The town itself was a kind of character, too, and I love that SRB went that route because towns-with-personalities is one of my favorite things to read about. They’re almost always creepy in some way, and the creepiness of Sorry-in-the-Vale1 did a lot of interesting things to the atmosphere of the story.
The plotline was mostly exciting. I think the first half was mostly focused on atmosphere and characters, so it went somewhat more slowly than I expected. However, the pacing picked up in the second half, with a WHOPPER of an ending that made me both a) scream with frustration and b) got “wtf just happened.” THAT ENDING. It’s effective, but boy is it a killer. It’s the kind of ending that makes you wish the sequel was coming out NOW instead of a year+ into the future. ARGH.

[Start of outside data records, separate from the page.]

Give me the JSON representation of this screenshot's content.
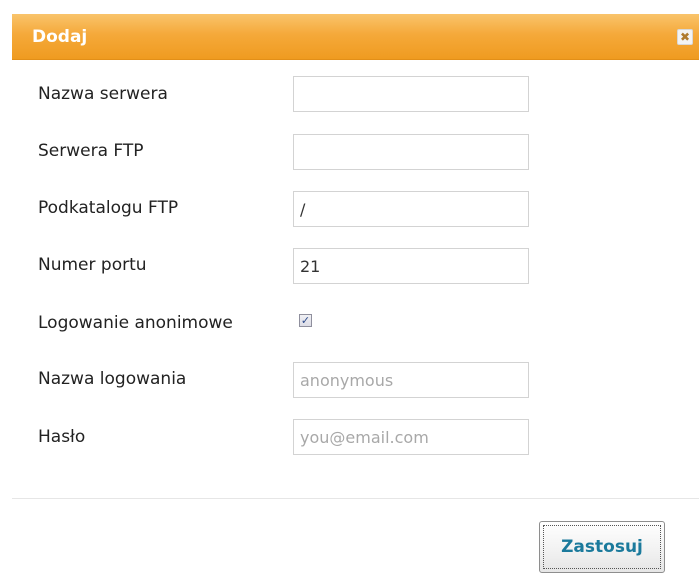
{
  "dialog": {
    "title": "Dodaj",
    "close_symbol": "✖"
  },
  "form": {
    "fields": [
      {
        "label": "Nazwa serwera",
        "value": ""
      },
      {
        "label": "Serwera FTP",
        "value": ""
      },
      {
        "label": "Podkatalogu FTP",
        "value": "/"
      },
      {
        "label": "Numer portu",
        "value": "21"
      }
    ],
    "anonymous": {
      "label": "Logowanie anonimowe",
      "checked": true,
      "check_glyph": "✓"
    },
    "login": {
      "label": "Nazwa logowania",
      "value": "anonymous"
    },
    "password": {
      "label": "Hasło",
      "value": "you@email.com"
    }
  },
  "footer": {
    "apply_label": "Zastosuj"
  },
  "colors": {
    "title_bar": "#f5a93a",
    "title_text": "#ffffff",
    "apply_text": "#1b7a9c",
    "muted_input_text": "#a8a8a8"
  },
  "icons": {
    "close": "close-icon",
    "checkbox": "checkmark-icon"
  }
}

Romance! As this is BASICALLY a YA paranormal book, I’m sure you’re all waiting for me to complain about the insane romance subplot or whatever. Well, HA. There isn’t any. In fact, Unspoken is basically a SUBVERSION of that trope I hate, so if you’re like me and can’t stand most YA paranormal-with-romance books, you’d probably like this one because it goes almost in exactly the opposite direction from most other books.

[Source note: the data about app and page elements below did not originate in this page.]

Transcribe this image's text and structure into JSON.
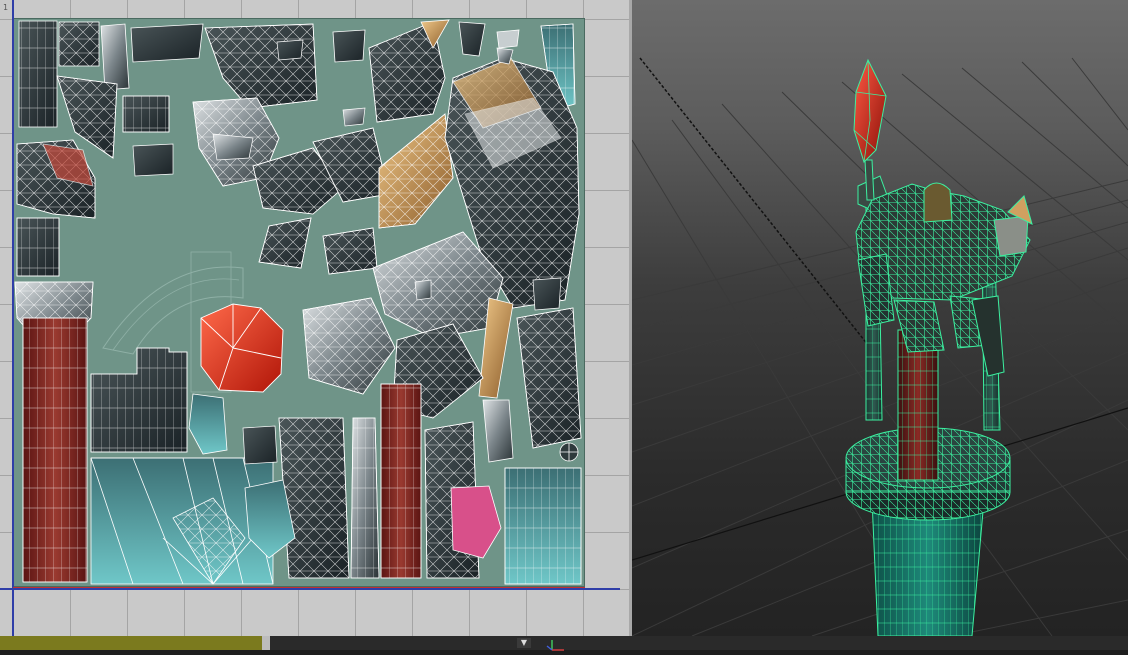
{
  "uv_editor": {
    "corner_label": "1",
    "texture_bg": "#6f9488"
  },
  "status_bar": {
    "dropdown_glyph": "▼"
  },
  "viewport": {
    "wireframe_color": "#3cf0a0",
    "crystal_color": "#d0301f",
    "banner_color": "#7a2420"
  }
}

For all that, though, the relationship between Kami and Jared is still very enthralling to read about. They’re uncomfortable with each other, they love each other but, at the same time, they can’t stand to be around one another. Their emotions are being manipulated by magic, so they can’t even trust that the way they feel about each other is “true.” It’s so different to the “normal” YA PNR relationships that I couldn’t help but hug my Kindle with glee. Yeah, it’s totally romantic when people go all Romeo and Juliet and collapse into their own Black Hole of Romantic Feelings, but that’s totally not what this book is about and I applaud Sarah Rees Brennan for trying something different and new and pulling it off so well.

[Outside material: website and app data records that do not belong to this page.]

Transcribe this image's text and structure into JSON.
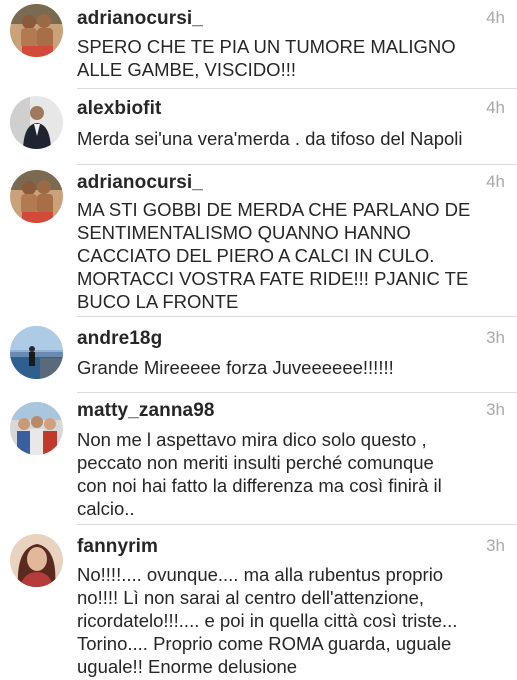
{
  "comments": [
    {
      "username": "adrianocursi_",
      "time": "4h",
      "text": "SPERO CHE TE PIA UN TUMORE MALIGNO\nALLE GAMBE, VISCIDO!!!"
    },
    {
      "username": "alexbiofit",
      "time": "4h",
      "text": "Merda sei'una vera'merda . da tifoso del Napoli"
    },
    {
      "username": "adrianocursi_",
      "time": "4h",
      "text": "MA STI GOBBI DE MERDA CHE PARLANO DE\nSENTIMENTALISMO QUANNO HANNO\nCACCIATO DEL PIERO A CALCI IN CULO.\nMORTACCI VOSTRA FATE RIDE!!! PJANIC TE\nBUCO LA FRONTE"
    },
    {
      "username": "andre18g",
      "time": "3h",
      "text": "Grande Mireeeee forza Juveeeeee!!!!!!"
    },
    {
      "username": "matty_zanna98",
      "time": "3h",
      "text": "Non me l aspettavo mira dico solo questo ,\npeccato non meriti insulti perché comunque\ncon noi hai fatto la differenza ma così finirà il\ncalcio.."
    },
    {
      "username": "fannyrim",
      "time": "3h",
      "text": "No!!!!.... ovunque.... ma alla rubentus proprio\nno!!!! Lì non sarai al centro dell'attenzione,\nricordatelo!!!.... e poi in quella città così triste...\nTorino.... Proprio come ROMA guarda,  uguale\nuguale!! Enorme delusione"
    }
  ]
}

Oh, and this MIGHT be a spoiler but whatever: there IS a romantic sub-subplot with two of the supporting characters, and it’s a GLBTQ one. Plus! Did I mention? PoC main character. IT’S LIKE EVERYTHING I EVER WANTED IN A YA PARANORMAL BOOK and okay, I’ll stop yelling now. I’m just so HAPPY.
So! Let’s sum up: Creepy town! Magic! PoC main character! GLBTQ (supporting) characters! Romance that isn’t really a romance but it’s still very good in a way that I can’t fully explain! Slight miss with the “voice” of Kami, and there was also a (temporary) sorta-love triangle with another character that I didn’t talk about before2, and the revelations came a little too fast and thick at the end. But really, when you’ve got a book about a teen girl reporter/detective and she’s not just another white girl and she’s not in love with a vampire/werewolf/something and there is SPOOKY STUFF HAPPENING then how could you let some non-awesome things overshadow the AMAZINGNESS of the rest of the book? Eh? EH?
That’s what I thought.
Read: August 14, 2012
Reading SRB’s Sleuth Thursday series at her blog is what really convinced me to ask for Unspoken for review. Check it out if you’re not sure you really wanna read Unspoken yet!